-- Given information follows --

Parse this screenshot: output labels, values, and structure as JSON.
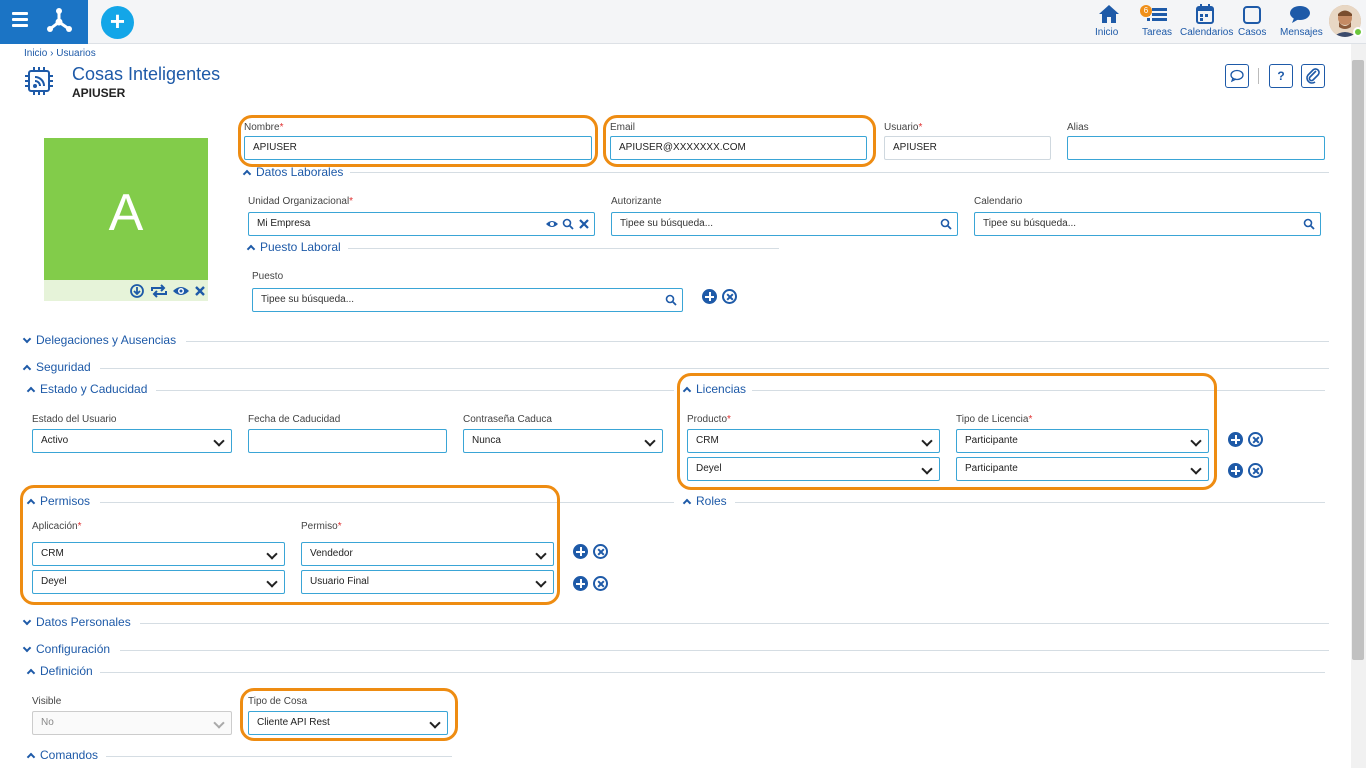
{
  "topbar": {
    "nav": [
      {
        "label": "Inicio",
        "icon": "home-icon"
      },
      {
        "label": "Tareas",
        "icon": "tasks-icon",
        "badge": "6"
      },
      {
        "label": "Calendarios",
        "icon": "calendar-icon"
      },
      {
        "label": "Casos",
        "icon": "cases-icon"
      },
      {
        "label": "Mensajes",
        "icon": "messages-icon"
      }
    ],
    "accent": "#1b74c5",
    "add_button": "+"
  },
  "breadcrumb": "Inicio › Usuarios",
  "header": {
    "title": "Cosas Inteligentes",
    "subtitle": "APIUSER",
    "help": "?"
  },
  "photo": {
    "initial": "A"
  },
  "fields": {
    "nombre": {
      "label": "Nombre",
      "value": "APIUSER"
    },
    "email": {
      "label": "Email",
      "value": "APIUSER@XXXXXXX.COM"
    },
    "usuario": {
      "label": "Usuario",
      "value": "APIUSER"
    },
    "alias": {
      "label": "Alias",
      "value": ""
    }
  },
  "sections": {
    "datos_laborales": "Datos Laborales",
    "puesto_laboral": "Puesto Laboral",
    "delegaciones": "Delegaciones y Ausencias",
    "seguridad": "Seguridad",
    "estado": "Estado y Caducidad",
    "licencias": "Licencias",
    "permisos": "Permisos",
    "roles": "Roles",
    "datos_personales": "Datos Personales",
    "configuracion": "Configuración",
    "definicion": "Definición",
    "comandos": "Comandos"
  },
  "laborales": {
    "unidad": {
      "label": "Unidad Organizacional",
      "value": "Mi Empresa"
    },
    "autorizante": {
      "label": "Autorizante",
      "placeholder": "Tipee su búsqueda..."
    },
    "calendario": {
      "label": "Calendario",
      "placeholder": "Tipee su búsqueda..."
    },
    "puesto": {
      "label": "Puesto",
      "placeholder": "Tipee su búsqueda..."
    }
  },
  "estado": {
    "estado_usuario": {
      "label": "Estado del Usuario",
      "value": "Activo"
    },
    "fecha_caducidad": {
      "label": "Fecha de Caducidad",
      "value": ""
    },
    "contrasena": {
      "label": "Contraseña Caduca",
      "value": "Nunca"
    }
  },
  "licencias": {
    "producto_label": "Producto",
    "tipo_label": "Tipo de Licencia",
    "rows": [
      {
        "producto": "CRM",
        "tipo": "Participante"
      },
      {
        "producto": "Deyel",
        "tipo": "Participante"
      }
    ]
  },
  "permisos": {
    "aplicacion_label": "Aplicación",
    "permiso_label": "Permiso",
    "rows": [
      {
        "aplicacion": "CRM",
        "permiso": "Vendedor"
      },
      {
        "aplicacion": "Deyel",
        "permiso": "Usuario Final"
      }
    ]
  },
  "definicion": {
    "visible": {
      "label": "Visible",
      "value": "No"
    },
    "tipo_cosa": {
      "label": "Tipo de Cosa",
      "value": "Cliente API Rest"
    }
  },
  "colors": {
    "highlight": "#ee8c12",
    "link": "#1e5aa8",
    "photo": "#82cc4a"
  }
}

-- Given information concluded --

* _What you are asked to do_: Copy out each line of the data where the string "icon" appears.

* _Answer to this exercise_:
        "icon": "home-icon"
        "icon": "tasks-icon",
        "icon": "calendar-icon"
        "icon": "cases-icon"
        "icon": "messages-icon"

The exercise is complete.